§ TASK GOAL:
Give back the full listing as written. No pictures go with it.
======== INFORMATION GIVEN ========
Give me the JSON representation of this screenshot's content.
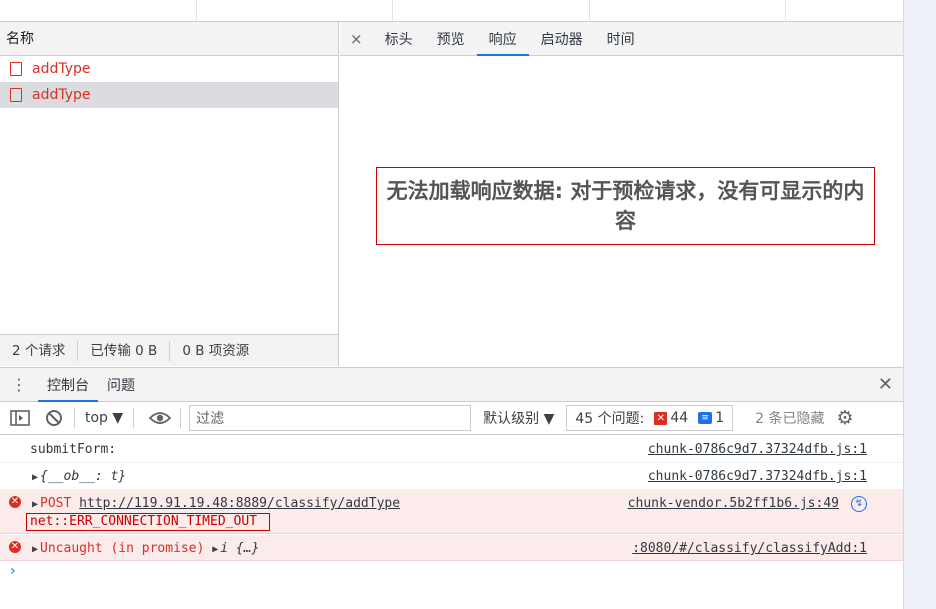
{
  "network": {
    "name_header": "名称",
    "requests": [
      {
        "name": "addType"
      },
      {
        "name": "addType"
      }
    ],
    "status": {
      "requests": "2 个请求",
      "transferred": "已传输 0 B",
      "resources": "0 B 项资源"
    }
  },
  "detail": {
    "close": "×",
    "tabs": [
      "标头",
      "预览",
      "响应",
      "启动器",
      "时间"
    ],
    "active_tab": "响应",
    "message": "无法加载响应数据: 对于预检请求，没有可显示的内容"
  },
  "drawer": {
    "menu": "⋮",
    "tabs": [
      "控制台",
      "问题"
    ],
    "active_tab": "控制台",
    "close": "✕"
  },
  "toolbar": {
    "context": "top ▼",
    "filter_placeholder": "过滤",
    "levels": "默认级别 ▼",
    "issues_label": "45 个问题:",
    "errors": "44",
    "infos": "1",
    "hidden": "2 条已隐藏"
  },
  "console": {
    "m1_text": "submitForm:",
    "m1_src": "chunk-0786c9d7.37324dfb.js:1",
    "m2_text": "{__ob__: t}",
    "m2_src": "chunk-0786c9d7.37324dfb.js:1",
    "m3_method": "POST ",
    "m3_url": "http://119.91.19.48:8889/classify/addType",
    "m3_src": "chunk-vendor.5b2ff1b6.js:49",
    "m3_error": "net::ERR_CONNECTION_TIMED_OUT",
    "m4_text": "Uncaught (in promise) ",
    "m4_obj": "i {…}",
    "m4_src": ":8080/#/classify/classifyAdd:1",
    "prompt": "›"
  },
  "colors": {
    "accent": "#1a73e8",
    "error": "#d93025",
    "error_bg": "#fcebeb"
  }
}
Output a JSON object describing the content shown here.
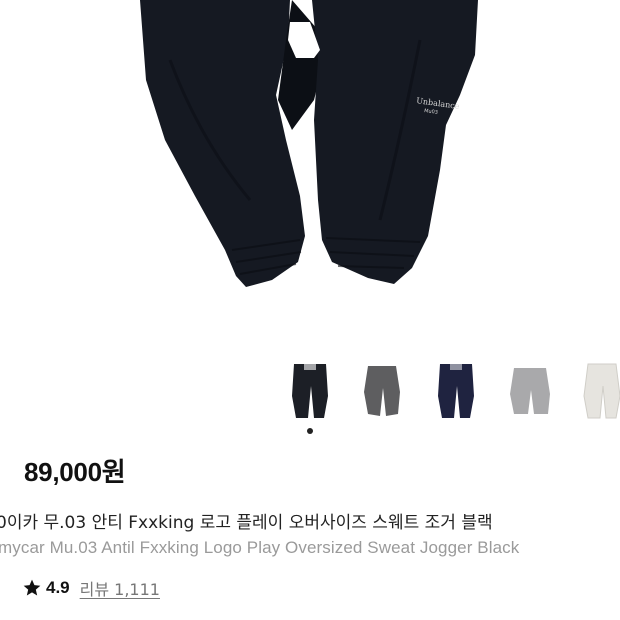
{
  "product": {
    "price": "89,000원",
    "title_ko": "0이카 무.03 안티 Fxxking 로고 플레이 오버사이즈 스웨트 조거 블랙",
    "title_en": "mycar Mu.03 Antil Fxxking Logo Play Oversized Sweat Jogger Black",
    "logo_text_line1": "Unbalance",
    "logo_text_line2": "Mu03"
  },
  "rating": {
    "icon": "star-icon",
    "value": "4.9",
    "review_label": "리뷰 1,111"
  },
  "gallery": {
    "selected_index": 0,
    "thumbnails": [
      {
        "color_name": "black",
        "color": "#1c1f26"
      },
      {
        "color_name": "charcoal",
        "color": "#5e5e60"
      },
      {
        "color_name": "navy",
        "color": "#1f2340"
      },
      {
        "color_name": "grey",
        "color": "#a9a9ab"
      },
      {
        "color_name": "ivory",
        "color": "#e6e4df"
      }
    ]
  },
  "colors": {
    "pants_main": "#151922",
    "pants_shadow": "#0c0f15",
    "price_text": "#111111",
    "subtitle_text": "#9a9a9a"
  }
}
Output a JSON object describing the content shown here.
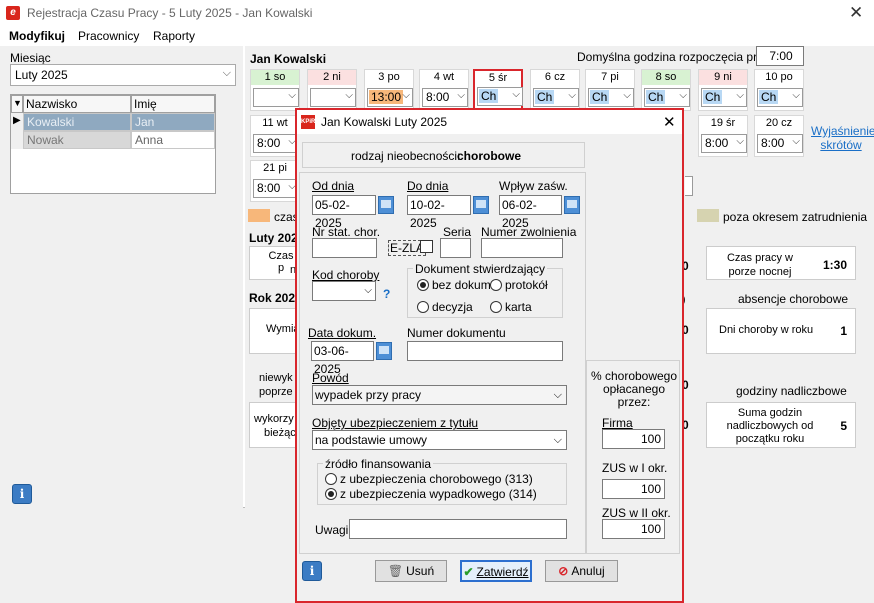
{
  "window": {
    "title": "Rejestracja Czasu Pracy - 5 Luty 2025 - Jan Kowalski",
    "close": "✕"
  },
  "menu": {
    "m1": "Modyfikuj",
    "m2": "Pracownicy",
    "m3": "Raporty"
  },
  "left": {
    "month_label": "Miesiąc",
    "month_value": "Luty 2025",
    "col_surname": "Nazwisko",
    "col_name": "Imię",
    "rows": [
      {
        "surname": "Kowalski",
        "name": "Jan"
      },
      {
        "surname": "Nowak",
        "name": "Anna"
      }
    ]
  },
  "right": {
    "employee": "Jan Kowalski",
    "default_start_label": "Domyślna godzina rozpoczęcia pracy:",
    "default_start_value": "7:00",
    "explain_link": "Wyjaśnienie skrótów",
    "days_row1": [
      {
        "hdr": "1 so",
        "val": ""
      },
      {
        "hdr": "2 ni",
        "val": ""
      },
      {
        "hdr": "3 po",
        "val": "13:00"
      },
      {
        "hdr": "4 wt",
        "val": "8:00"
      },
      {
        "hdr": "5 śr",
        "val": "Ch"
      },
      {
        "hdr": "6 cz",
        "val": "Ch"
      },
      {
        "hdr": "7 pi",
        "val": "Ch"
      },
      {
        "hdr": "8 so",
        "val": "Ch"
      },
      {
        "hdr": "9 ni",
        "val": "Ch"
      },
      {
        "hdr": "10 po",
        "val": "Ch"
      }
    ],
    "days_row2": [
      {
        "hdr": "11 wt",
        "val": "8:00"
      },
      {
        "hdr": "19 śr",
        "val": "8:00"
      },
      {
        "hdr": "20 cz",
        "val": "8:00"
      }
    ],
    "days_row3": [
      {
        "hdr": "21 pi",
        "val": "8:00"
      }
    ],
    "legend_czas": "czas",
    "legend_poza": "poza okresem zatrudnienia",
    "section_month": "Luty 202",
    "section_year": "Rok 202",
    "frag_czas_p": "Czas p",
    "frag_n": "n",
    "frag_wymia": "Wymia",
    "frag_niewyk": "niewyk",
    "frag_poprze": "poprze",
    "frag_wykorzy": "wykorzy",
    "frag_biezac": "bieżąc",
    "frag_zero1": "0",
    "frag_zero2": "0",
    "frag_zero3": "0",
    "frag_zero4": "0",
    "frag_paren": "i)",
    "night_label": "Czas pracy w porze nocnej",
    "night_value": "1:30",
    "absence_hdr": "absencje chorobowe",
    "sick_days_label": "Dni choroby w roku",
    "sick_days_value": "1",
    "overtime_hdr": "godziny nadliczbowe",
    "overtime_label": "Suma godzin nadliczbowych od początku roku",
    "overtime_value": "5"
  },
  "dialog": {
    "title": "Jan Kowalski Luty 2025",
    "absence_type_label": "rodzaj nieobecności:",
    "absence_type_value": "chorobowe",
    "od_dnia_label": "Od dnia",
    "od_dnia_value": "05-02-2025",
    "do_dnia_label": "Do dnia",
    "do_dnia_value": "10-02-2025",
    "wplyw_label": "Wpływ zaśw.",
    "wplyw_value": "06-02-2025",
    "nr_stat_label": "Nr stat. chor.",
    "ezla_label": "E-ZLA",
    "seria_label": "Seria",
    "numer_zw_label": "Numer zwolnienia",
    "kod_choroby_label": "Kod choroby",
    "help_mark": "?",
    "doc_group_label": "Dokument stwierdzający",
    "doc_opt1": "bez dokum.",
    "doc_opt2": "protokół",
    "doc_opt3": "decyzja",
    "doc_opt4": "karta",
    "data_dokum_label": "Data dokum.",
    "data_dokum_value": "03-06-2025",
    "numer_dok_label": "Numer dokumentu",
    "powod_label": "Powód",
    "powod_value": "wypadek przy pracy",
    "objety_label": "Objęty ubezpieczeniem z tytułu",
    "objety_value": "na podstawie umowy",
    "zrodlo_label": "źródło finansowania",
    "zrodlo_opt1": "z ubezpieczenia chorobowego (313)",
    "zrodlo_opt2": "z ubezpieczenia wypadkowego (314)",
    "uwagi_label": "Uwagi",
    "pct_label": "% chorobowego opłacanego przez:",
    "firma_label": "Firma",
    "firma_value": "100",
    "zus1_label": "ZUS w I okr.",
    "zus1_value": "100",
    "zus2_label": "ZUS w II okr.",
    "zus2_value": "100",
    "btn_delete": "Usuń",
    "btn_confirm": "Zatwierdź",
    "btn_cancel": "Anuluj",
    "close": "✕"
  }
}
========
§ ANSWER TO THIS TASK:
Give me the JSON representation of this screenshot's content.
{
  "network": {
    "name_header": "名称",
    "requests": [
      {
        "name": "addType"
      },
      {
        "name": "addType"
      }
    ],
    "status": {
      "requests": "2 个请求",
      "transferred": "已传输 0 B",
      "resources": "0 B 项资源"
    }
  },
  "detail": {
    "close": "×",
    "tabs": [
      "标头",
      "预览",
      "响应",
      "启动器",
      "时间"
    ],
    "active_tab": "响应",
    "message": "无法加载响应数据: 对于预检请求，没有可显示的内容"
  },
  "drawer": {
    "menu": "⋮",
    "tabs": [
      "控制台",
      "问题"
    ],
    "active_tab": "控制台",
    "close": "✕"
  },
  "toolbar": {
    "context": "top ▼",
    "filter_placeholder": "过滤",
    "levels": "默认级别 ▼",
    "issues_label": "45 个问题:",
    "errors": "44",
    "infos": "1",
    "hidden": "2 条已隐藏"
  },
  "console": {
    "m1_text": "submitForm:",
    "m1_src": "chunk-0786c9d7.37324dfb.js:1",
    "m2_text": "{__ob__: t}",
    "m2_src": "chunk-0786c9d7.37324dfb.js:1",
    "m3_method": "POST ",
    "m3_url": "http://119.91.19.48:8889/classify/addType",
    "m3_src": "chunk-vendor.5b2ff1b6.js:49",
    "m3_error": "net::ERR_CONNECTION_TIMED_OUT",
    "m4_text": "Uncaught (in promise) ",
    "m4_obj": "i {…}",
    "m4_src": ":8080/#/classify/classifyAdd:1",
    "prompt": "›"
  },
  "colors": {
    "accent": "#1a73e8",
    "error": "#d93025",
    "error_bg": "#fcebeb"
  }
}
Output a JSON object describing the content shown here.
{
  "product": {
    "price": "89,000원",
    "title_ko": "0이카 무.03 안티 Fxxking 로고 플레이 오버사이즈 스웨트 조거 블랙",
    "title_en": "mycar Mu.03 Antil Fxxking Logo Play Oversized Sweat Jogger Black",
    "logo_text_line1": "Unbalance",
    "logo_text_line2": "Mu03"
  },
  "rating": {
    "icon": "star-icon",
    "value": "4.9",
    "review_label": "리뷰 1,111"
  },
  "gallery": {
    "selected_index": 0,
    "thumbnails": [
      {
        "color_name": "black",
        "color": "#1c1f26"
      },
      {
        "color_name": "charcoal",
        "color": "#5e5e60"
      },
      {
        "color_name": "navy",
        "color": "#1f2340"
      },
      {
        "color_name": "grey",
        "color": "#a9a9ab"
      },
      {
        "color_name": "ivory",
        "color": "#e6e4df"
      }
    ]
  },
  "colors": {
    "pants_main": "#151922",
    "pants_shadow": "#0c0f15",
    "price_text": "#111111",
    "subtitle_text": "#9a9a9a"
  }
}
Output a JSON object describing the content shown here.
{
  "window": {
    "title": "Rejestracja Czasu Pracy - 5 Luty 2025 - Jan Kowalski",
    "close": "✕"
  },
  "menu": {
    "m1": "Modyfikuj",
    "m2": "Pracownicy",
    "m3": "Raporty"
  },
  "left": {
    "month_label": "Miesiąc",
    "month_value": "Luty 2025",
    "col_surname": "Nazwisko",
    "col_name": "Imię",
    "rows": [
      {
        "surname": "Kowalski",
        "name": "Jan"
      },
      {
        "surname": "Nowak",
        "name": "Anna"
      }
    ]
  },
  "right": {
    "employee": "Jan Kowalski",
    "default_start_label": "Domyślna godzina rozpoczęcia pracy:",
    "default_start_value": "7:00",
    "explain_link": "Wyjaśnienie skrótów",
    "days_row1": [
      {
        "hdr": "1 so",
        "val": ""
      },
      {
        "hdr": "2 ni",
        "val": ""
      },
      {
        "hdr": "3 po",
        "val": "13:00"
      },
      {
        "hdr": "4 wt",
        "val": "8:00"
      },
      {
        "hdr": "5 śr",
        "val": "Ch"
      },
      {
        "hdr": "6 cz",
        "val": "Ch"
      },
      {
        "hdr": "7 pi",
        "val": "Ch"
      },
      {
        "hdr": "8 so",
        "val": "Ch"
      },
      {
        "hdr": "9 ni",
        "val": "Ch"
      },
      {
        "hdr": "10 po",
        "val": "Ch"
      }
    ],
    "days_row2": [
      {
        "hdr": "11 wt",
        "val": "8:00"
      },
      {
        "hdr": "19 śr",
        "val": "8:00"
      },
      {
        "hdr": "20 cz",
        "val": "8:00"
      }
    ],
    "days_row3": [
      {
        "hdr": "21 pi",
        "val": "8:00"
      }
    ],
    "legend_czas": "czas",
    "legend_poza": "poza okresem zatrudnienia",
    "section_month": "Luty 202",
    "section_year": "Rok 202",
    "frag_czas_p": "Czas p",
    "frag_n": "n",
    "frag_wymia": "Wymia",
    "frag_niewyk": "niewyk",
    "frag_poprze": "poprze",
    "frag_wykorzy": "wykorzy",
    "frag_biezac": "bieżąc",
    "frag_zero1": "0",
    "frag_zero2": "0",
    "frag_zero3": "0",
    "frag_zero4": "0",
    "frag_paren": "i)",
    "night_label": "Czas pracy w porze nocnej",
    "night_value": "1:30",
    "absence_hdr": "absencje chorobowe",
    "sick_days_label": "Dni choroby w roku",
    "sick_days_value": "1",
    "overtime_hdr": "godziny nadliczbowe",
    "overtime_label": "Suma godzin nadliczbowych od początku roku",
    "overtime_value": "5"
  },
  "dialog": {
    "title": "Jan Kowalski Luty 2025",
    "absence_type_label": "rodzaj nieobecności:",
    "absence_type_value": "chorobowe",
    "od_dnia_label": "Od dnia",
    "od_dnia_value": "05-02-2025",
    "do_dnia_label": "Do dnia",
    "do_dnia_value": "10-02-2025",
    "wplyw_label": "Wpływ zaśw.",
    "wplyw_value": "06-02-2025",
    "nr_stat_label": "Nr stat. chor.",
    "ezla_label": "E-ZLA",
    "seria_label": "Seria",
    "numer_zw_label": "Numer zwolnienia",
    "kod_choroby_label": "Kod choroby",
    "help_mark": "?",
    "doc_group_label": "Dokument stwierdzający",
    "doc_opt1": "bez dokum.",
    "doc_opt2": "protokół",
    "doc_opt3": "decyzja",
    "doc_opt4": "karta",
    "data_dokum_label": "Data dokum.",
    "data_dokum_value": "03-06-2025",
    "numer_dok_label": "Numer dokumentu",
    "powod_label": "Powód",
    "powod_value": "wypadek przy pracy",
    "objety_label": "Objęty ubezpieczeniem z tytułu",
    "objety_value": "na podstawie umowy",
    "zrodlo_label": "źródło finansowania",
    "zrodlo_opt1": "z ubezpieczenia chorobowego (313)",
    "zrodlo_opt2": "z ubezpieczenia wypadkowego (314)",
    "uwagi_label": "Uwagi",
    "pct_label": "% chorobowego opłacanego przez:",
    "firma_label": "Firma",
    "firma_value": "100",
    "zus1_label": "ZUS w I okr.",
    "zus1_value": "100",
    "zus2_label": "ZUS w II okr.",
    "zus2_value": "100",
    "btn_delete": "Usuń",
    "btn_confirm": "Zatwierdź",
    "btn_cancel": "Anuluj",
    "close": "✕"
  }
}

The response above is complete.